[Records excerpted from a collection]
╭──

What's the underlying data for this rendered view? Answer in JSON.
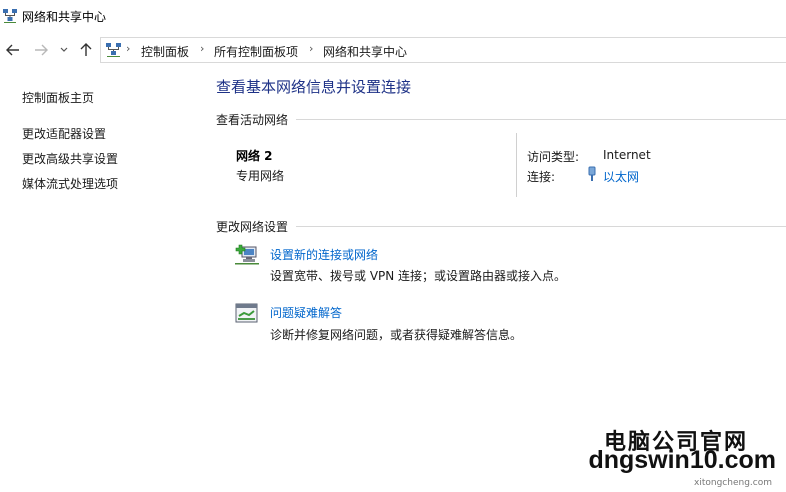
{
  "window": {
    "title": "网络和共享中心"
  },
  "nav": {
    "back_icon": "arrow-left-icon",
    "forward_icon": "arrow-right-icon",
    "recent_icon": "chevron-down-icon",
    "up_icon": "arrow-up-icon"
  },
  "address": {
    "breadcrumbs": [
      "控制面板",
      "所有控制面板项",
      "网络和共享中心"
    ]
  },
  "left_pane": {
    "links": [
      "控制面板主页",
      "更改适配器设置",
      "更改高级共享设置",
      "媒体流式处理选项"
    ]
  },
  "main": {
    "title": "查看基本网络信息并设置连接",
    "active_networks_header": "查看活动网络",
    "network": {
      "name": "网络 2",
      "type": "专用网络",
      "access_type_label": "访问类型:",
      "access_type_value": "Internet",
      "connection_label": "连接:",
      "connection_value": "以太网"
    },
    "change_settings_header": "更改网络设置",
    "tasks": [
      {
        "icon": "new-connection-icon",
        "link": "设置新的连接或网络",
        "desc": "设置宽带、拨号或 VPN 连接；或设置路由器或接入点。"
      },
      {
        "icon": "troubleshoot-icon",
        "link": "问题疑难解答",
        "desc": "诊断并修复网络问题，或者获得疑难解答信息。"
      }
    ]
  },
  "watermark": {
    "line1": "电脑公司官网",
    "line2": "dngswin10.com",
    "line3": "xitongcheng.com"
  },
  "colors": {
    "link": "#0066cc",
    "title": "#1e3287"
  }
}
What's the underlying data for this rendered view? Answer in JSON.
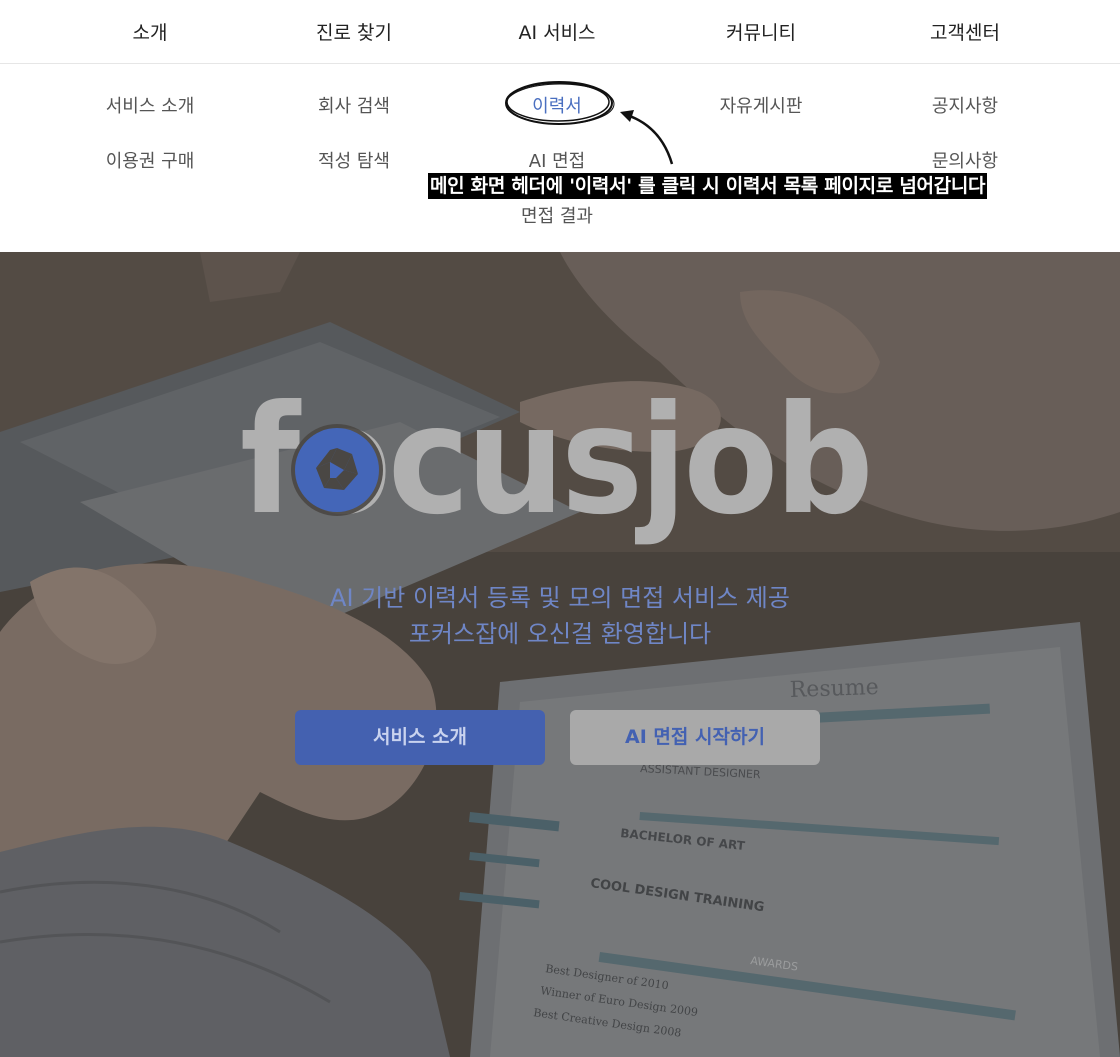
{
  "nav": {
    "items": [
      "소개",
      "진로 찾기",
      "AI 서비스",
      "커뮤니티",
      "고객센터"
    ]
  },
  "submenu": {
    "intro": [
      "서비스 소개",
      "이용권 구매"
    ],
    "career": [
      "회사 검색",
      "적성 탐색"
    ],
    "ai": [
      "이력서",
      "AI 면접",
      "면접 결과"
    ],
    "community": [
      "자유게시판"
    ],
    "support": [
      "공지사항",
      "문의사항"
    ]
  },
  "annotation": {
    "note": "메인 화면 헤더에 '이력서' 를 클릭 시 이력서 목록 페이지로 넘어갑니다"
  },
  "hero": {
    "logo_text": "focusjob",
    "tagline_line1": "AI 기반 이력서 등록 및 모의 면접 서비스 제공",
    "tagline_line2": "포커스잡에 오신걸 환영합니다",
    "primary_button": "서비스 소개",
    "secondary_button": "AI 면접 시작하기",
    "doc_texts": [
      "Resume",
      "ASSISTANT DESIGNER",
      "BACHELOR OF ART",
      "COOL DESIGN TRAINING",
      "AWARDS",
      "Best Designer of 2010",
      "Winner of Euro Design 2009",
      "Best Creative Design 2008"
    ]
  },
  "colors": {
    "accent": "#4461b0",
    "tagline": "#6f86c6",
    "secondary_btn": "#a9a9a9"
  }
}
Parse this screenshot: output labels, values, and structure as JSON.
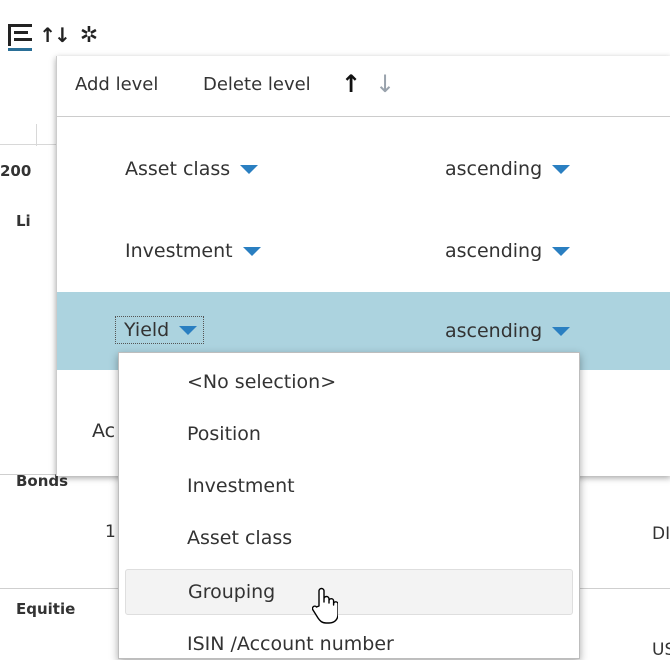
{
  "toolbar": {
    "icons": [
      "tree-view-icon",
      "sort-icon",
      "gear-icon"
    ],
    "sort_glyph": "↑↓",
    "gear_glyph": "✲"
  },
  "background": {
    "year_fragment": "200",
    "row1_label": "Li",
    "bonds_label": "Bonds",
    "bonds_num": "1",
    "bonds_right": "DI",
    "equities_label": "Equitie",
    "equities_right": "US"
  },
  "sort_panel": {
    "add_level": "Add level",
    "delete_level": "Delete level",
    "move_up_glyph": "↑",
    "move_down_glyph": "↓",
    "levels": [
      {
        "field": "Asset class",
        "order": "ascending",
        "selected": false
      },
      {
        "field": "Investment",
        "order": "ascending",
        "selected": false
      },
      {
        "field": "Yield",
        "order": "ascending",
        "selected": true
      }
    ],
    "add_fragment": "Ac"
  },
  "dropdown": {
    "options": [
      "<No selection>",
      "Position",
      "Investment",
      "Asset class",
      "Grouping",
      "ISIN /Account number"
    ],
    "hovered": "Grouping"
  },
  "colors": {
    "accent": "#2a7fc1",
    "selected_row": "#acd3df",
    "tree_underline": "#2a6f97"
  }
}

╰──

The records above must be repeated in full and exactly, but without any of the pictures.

§ **Written solution**:
What's the underlying data for this rendered view? Answer in JSON.
{
  "window": {
    "title": "网络和共享中心"
  },
  "nav": {
    "back_icon": "arrow-left-icon",
    "forward_icon": "arrow-right-icon",
    "recent_icon": "chevron-down-icon",
    "up_icon": "arrow-up-icon"
  },
  "address": {
    "breadcrumbs": [
      "控制面板",
      "所有控制面板项",
      "网络和共享中心"
    ]
  },
  "left_pane": {
    "links": [
      "控制面板主页",
      "更改适配器设置",
      "更改高级共享设置",
      "媒体流式处理选项"
    ]
  },
  "main": {
    "title": "查看基本网络信息并设置连接",
    "active_networks_header": "查看活动网络",
    "network": {
      "name": "网络 2",
      "type": "专用网络",
      "access_type_label": "访问类型:",
      "access_type_value": "Internet",
      "connection_label": "连接:",
      "connection_value": "以太网"
    },
    "change_settings_header": "更改网络设置",
    "tasks": [
      {
        "icon": "new-connection-icon",
        "link": "设置新的连接或网络",
        "desc": "设置宽带、拨号或 VPN 连接；或设置路由器或接入点。"
      },
      {
        "icon": "troubleshoot-icon",
        "link": "问题疑难解答",
        "desc": "诊断并修复网络问题，或者获得疑难解答信息。"
      }
    ]
  },
  "watermark": {
    "line1": "电脑公司官网",
    "line2": "dngswin10.com",
    "line3": "xitongcheng.com"
  },
  "colors": {
    "link": "#0066cc",
    "title": "#1e3287"
  }
}
What's the underlying data for this rendered view? Answer in JSON.
{
  "nav": {
    "items": [
      "소개",
      "진로 찾기",
      "AI 서비스",
      "커뮤니티",
      "고객센터"
    ]
  },
  "submenu": {
    "intro": [
      "서비스 소개",
      "이용권 구매"
    ],
    "career": [
      "회사 검색",
      "적성 탐색"
    ],
    "ai": [
      "이력서",
      "AI 면접",
      "면접 결과"
    ],
    "community": [
      "자유게시판"
    ],
    "support": [
      "공지사항",
      "문의사항"
    ]
  },
  "annotation": {
    "note": "메인 화면 헤더에 '이력서' 를 클릭 시 이력서 목록 페이지로 넘어갑니다"
  },
  "hero": {
    "logo_text": "focusjob",
    "tagline_line1": "AI 기반 이력서 등록 및 모의 면접 서비스 제공",
    "tagline_line2": "포커스잡에 오신걸 환영합니다",
    "primary_button": "서비스 소개",
    "secondary_button": "AI 면접 시작하기",
    "doc_texts": [
      "Resume",
      "ASSISTANT DESIGNER",
      "BACHELOR OF ART",
      "COOL DESIGN TRAINING",
      "AWARDS",
      "Best Designer of 2010",
      "Winner of Euro Design 2009",
      "Best Creative Design 2008"
    ]
  },
  "colors": {
    "accent": "#4461b0",
    "tagline": "#6f86c6",
    "secondary_btn": "#a9a9a9"
  }
}
Parse this screenshot: output labels, values, and structure as JSON.
{
  "toolbar": {
    "icons": [
      "tree-view-icon",
      "sort-icon",
      "gear-icon"
    ],
    "sort_glyph": "↑↓",
    "gear_glyph": "✲"
  },
  "background": {
    "year_fragment": "200",
    "row1_label": "Li",
    "bonds_label": "Bonds",
    "bonds_num": "1",
    "bonds_right": "DI",
    "equities_label": "Equitie",
    "equities_right": "US"
  },
  "sort_panel": {
    "add_level": "Add level",
    "delete_level": "Delete level",
    "move_up_glyph": "↑",
    "move_down_glyph": "↓",
    "levels": [
      {
        "field": "Asset class",
        "order": "ascending",
        "selected": false
      },
      {
        "field": "Investment",
        "order": "ascending",
        "selected": false
      },
      {
        "field": "Yield",
        "order": "ascending",
        "selected": true
      }
    ],
    "add_fragment": "Ac"
  },
  "dropdown": {
    "options": [
      "<No selection>",
      "Position",
      "Investment",
      "Asset class",
      "Grouping",
      "ISIN /Account number"
    ],
    "hovered": "Grouping"
  },
  "colors": {
    "accent": "#2a7fc1",
    "selected_row": "#acd3df",
    "tree_underline": "#2a6f97"
  }
}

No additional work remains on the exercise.